Lidth’s Jay was soon tracked down but, as always, stayed hidden in the canopy only allowing brief views. We found many roosting though, during our night drive. Speaking of which, our outing with a local naturalist was a great success with not only sleeping jays but numerous and very cute Amami Black Rabbits and Ryukyu Scops Owls with added bonuses of the endemic Long-haired Rat (a first for me!) and best of all, a huge Habu! The Amami Woodcock evaded us, a bit of a worry given the mongoose problem on the island. During the day we found a couple of gorgeous Ryukyu Flycatchers (split from Narcissus, and rightly so), Ryukyu Minivets, and Red-capped Green Pigeons. A quick visit to an area of mudflats was also successful and we added a number of shorebirds and seabird to our list, most notably Little Tern, Ruddy Turnstone and Grey-tailed Tattler. 

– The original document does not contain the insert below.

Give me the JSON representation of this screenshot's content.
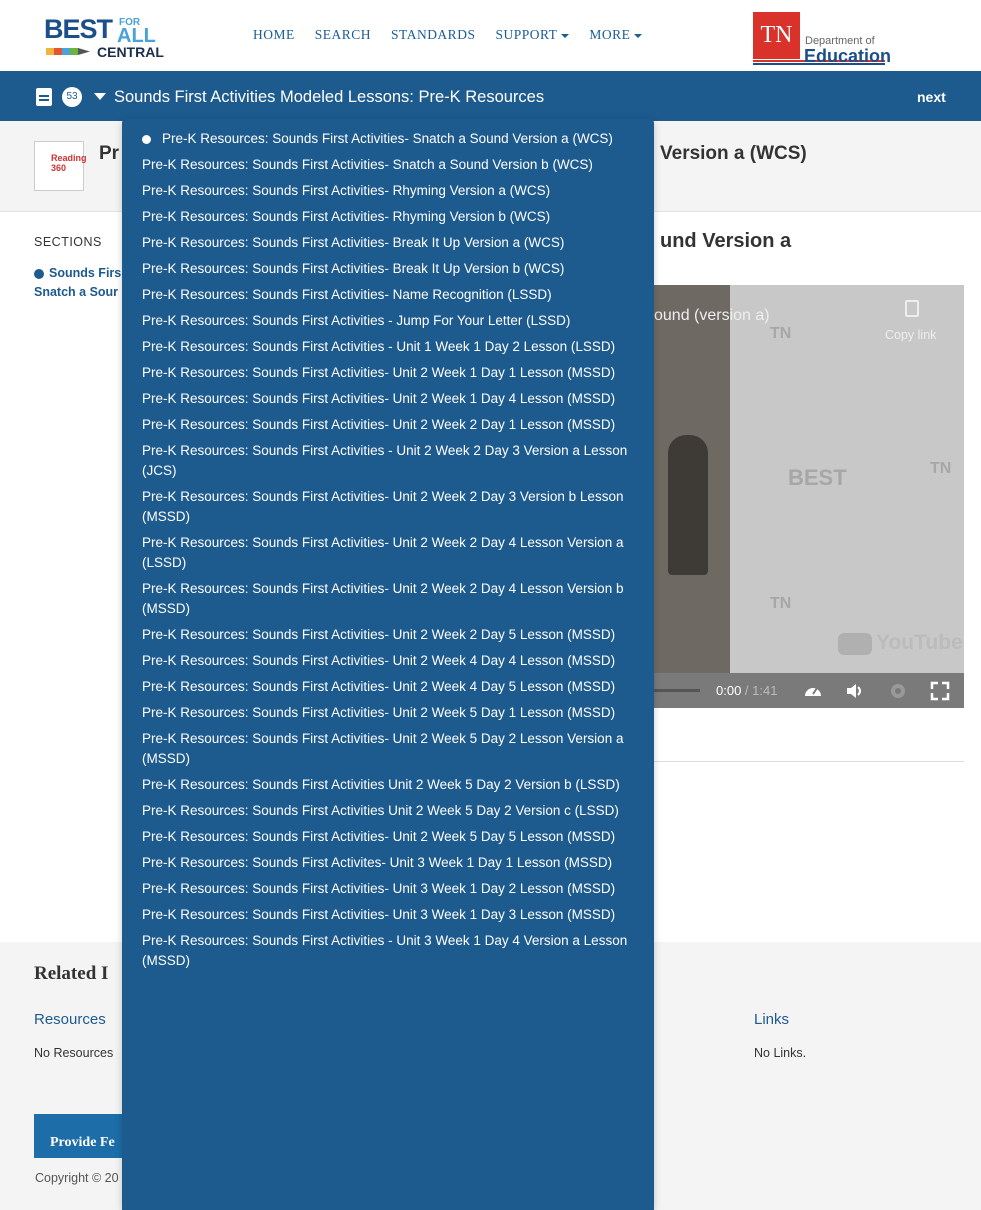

Our last site of the trip was to an area of high volcanic activity in the south of Kyushu. We lodged up on the Ebino Plateau surrounded by active volcanoes, which were in fact erupting during our stay! Sadly, it meant we couldn’t get into one of the areas I had hoped to visit. Down off the plateau we visited Miike, a small reserve centered around a crater lake of the same name, to explore the lush forests there. Maybe due to the weather or who knows why, the bird activity was exceptionally low and a little disappointing. Nevertheless, we did enjoy our time here with many repeat sightings of Japanese Pygmy Woodpeckers, Ryukyu Minivets, Eurasian Jay, Japanese White-eyes and numerous members of the Paridae.

Thank you all for your excellent company. I hope you enjoyed the birds, the forests, the food and the unique culture of Japan. There’s nowhere else like it! 

  - Susan Myers

Created: 19 July 2017